Following its huge festival success and holding five nominations for the upcoming Academy Awards at the end of February, Green Book is proving to be a hit with critics and audiences alike. Peter Farrelly, the director best known for comical releases Dumb and Dumber and There’s Something About Mary, here takes to the drama genre, presenting a charming anti-racism narrative that promotes the idea of embracing one’s own identity, regardless of what others may think.
This film has not been without controversy, with many of those involved releasing public apologies: starring actor, Viggo Mortensen, for publicly using the n-word in an interview; writer, Nick Vallelonga, for an anti-Islamic tweet; and director, Peter Farrelly, for indecently exposing himself on previous projects. These controversies hang over it. The picture has also faced criticism for not providing a realistic image of its characters, nor their relationship. Yet the film has remained a critical success, problematising just how far we can question the realities of a story that is self-proclaimed to be ‘Inspired by true events’.
“this tour is about more than just the music, as Tony is forced to confront his prejudices”
Set in the 1960s, the film follows Tony Lip (Viggo Mortensen), a narrow-minded, assuredly racist Italian-American who takes a job as a chauffeur for the African-American pianist, Dr. Don Shirley (Mahershala Ali), on his tour of the American Deep South. We come to understand that this tour is about more than just the music, as Tony is forced to confront his prejudices as he witnesses his employer’s daily marginalisation.
This narrative, whilst perfectly charming, is undoubtedly very conservative, especially when compared to other Oscar-nominated films from the past year such as Black Panther and BlacKKKlansman, each providing a more considerate view of the appalling state of today’s race relations. Indeed, it is a shame to see the screen writers refuse to embrace a narrative in which the removal of prejudices is enough. Whilst Dr. Shirley is able to change Tony from racist to a friend, the film seems determined to strike a balance as Tony subsequently ‘helps’ his partner by imposing his own idea of a black identity onto Shirley – namely forcing black musicians and fried chicken onto him. Through presenting Tony as a hero, the film treads dangerously close to a white-saviour narrative, in which the repressed Other is ‘saved’ by the white man.

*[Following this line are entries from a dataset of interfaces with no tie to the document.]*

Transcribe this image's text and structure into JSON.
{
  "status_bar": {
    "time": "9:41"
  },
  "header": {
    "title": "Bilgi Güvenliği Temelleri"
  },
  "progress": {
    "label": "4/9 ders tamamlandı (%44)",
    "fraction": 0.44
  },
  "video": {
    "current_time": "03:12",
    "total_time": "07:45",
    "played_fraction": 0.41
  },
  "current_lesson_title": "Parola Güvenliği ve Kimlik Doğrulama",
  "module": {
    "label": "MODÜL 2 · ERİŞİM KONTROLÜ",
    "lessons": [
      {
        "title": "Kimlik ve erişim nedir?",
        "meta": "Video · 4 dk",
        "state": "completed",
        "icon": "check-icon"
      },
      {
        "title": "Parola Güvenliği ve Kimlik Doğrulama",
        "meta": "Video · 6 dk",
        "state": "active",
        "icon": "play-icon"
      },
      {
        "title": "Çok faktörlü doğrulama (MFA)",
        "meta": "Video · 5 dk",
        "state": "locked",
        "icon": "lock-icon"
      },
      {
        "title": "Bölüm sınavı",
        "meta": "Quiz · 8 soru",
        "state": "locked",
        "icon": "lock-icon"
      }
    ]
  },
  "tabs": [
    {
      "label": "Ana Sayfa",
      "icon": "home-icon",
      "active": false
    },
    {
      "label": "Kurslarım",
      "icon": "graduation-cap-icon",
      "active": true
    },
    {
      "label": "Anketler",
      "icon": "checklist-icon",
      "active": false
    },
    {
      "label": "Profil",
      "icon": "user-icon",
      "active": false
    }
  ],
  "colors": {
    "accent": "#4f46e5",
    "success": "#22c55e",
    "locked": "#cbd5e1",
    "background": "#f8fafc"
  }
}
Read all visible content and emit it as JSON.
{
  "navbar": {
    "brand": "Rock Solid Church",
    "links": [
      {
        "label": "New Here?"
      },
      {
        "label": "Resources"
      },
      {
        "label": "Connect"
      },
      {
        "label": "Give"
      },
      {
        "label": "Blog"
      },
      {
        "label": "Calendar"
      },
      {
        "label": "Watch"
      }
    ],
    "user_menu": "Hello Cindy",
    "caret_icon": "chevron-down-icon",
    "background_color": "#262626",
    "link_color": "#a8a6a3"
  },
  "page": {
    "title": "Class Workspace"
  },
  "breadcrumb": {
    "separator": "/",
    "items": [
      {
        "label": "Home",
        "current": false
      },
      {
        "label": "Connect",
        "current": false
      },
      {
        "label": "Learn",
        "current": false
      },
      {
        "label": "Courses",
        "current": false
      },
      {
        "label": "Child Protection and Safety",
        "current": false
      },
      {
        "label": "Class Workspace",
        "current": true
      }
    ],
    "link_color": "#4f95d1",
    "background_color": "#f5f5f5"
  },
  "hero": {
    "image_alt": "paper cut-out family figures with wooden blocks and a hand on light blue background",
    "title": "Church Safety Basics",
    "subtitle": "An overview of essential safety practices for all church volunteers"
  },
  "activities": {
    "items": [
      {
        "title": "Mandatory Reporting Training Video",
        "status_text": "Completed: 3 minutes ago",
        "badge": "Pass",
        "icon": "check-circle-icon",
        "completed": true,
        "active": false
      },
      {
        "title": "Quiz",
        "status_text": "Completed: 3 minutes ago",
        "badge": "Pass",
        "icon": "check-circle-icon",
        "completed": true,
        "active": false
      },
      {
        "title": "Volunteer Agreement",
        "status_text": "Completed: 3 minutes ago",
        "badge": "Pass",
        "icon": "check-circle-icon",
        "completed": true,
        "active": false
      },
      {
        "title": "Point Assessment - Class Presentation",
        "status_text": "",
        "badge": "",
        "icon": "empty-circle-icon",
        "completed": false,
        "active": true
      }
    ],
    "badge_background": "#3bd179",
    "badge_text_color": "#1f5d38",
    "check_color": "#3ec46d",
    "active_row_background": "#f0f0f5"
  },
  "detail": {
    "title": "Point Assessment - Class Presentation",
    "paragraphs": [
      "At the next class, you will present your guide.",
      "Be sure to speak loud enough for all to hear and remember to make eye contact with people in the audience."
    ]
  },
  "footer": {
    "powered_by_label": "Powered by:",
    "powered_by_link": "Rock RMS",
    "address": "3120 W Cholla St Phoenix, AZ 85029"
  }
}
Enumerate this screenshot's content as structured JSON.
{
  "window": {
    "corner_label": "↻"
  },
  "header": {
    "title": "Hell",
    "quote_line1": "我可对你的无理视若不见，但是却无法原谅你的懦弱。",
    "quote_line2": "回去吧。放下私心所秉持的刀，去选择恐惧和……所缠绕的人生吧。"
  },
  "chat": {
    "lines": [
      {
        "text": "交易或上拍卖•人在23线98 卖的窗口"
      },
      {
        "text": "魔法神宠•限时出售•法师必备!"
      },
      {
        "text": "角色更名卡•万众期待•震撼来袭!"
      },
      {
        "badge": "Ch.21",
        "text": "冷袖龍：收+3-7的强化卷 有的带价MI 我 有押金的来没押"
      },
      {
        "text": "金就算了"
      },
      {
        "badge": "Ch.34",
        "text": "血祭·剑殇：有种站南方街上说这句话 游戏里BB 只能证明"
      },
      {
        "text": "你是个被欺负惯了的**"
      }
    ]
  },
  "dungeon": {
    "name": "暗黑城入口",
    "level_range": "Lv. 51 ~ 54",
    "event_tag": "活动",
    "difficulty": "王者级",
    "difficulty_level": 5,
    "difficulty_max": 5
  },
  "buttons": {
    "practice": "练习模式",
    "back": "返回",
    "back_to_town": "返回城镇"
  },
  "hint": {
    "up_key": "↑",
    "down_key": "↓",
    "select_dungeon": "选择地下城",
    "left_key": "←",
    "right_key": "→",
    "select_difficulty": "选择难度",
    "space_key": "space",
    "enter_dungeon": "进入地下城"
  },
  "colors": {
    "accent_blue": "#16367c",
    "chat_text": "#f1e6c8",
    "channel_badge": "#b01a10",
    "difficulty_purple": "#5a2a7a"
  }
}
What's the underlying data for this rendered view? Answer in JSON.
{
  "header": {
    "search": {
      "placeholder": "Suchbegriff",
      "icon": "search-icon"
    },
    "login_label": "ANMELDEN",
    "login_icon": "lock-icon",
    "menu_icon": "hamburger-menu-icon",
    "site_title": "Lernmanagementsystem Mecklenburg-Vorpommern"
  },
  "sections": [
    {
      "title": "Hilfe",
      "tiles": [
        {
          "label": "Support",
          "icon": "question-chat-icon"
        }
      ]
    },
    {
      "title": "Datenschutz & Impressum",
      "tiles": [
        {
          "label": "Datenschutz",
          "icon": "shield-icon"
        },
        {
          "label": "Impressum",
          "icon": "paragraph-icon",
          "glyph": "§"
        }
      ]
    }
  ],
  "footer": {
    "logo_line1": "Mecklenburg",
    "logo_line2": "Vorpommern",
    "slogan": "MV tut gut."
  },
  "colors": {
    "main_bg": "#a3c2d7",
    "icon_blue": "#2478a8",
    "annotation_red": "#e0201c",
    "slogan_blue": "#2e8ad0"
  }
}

However, Tony’s actions do appear genuine and selfless as he and Don bond through their own feelings of isolation. This relationship between the lead characters is undoubtedly the film’s biggest success. Comical yet frequently heartfelt, Mortensen’s child-like naivety transforms the initially dislikeable Tony, as he grows from the narrow-minded villain to Shirley’s friend. It is however Ali that completely dominates the film. Bringing all of the class and demeanour necessary to play this complex character, I cannot imagine anyone better suited to the role. The Odd-Couple-like differences between Tony and Don, brilliantly captured in Sean Porter’s cinematography, provide a heart-warming relationship that shows that even the seemingly worst people have a capacity for good.
“the film lessens the notions of apartheid as a whole, instead focussing on one man’s experience through Tony’s white-washed eyes”
Considering the diversity of American show business at the time, this film very much places Don as the Other, with some genuinely hard to watch scenes in which he is humiliated due to his race and swiftly glossed-over sexuality. Climaxing in a heartfelt yet extremely clichéd conversation in the rain, Don speaks out about the injustices that he is subjected to daily, acting as a grim reminder of the size of the problem of racism. It is only in the background of the narrative that we see servants, slaves and sun-down towns, as the film lessens the notions of apartheid as a whole, instead focussing on one man’s experience through Tony’s white-washed eyes.
Whilst these sections of a wider narrative have been played down, Green Book’s focus on the unlikely friendship of its leads remains perfectly entertaining. With some excellent acting and a refreshing change in direction for Farrelly, there can be no doubt that this picture deserves to win awards. Yet to see it take home the Oscar for Best Picture, in amongst films that portray a far more nuanced view on race and identity, would unfortunately show that Hollywood still has a long way to go in order to truly diversify cinema.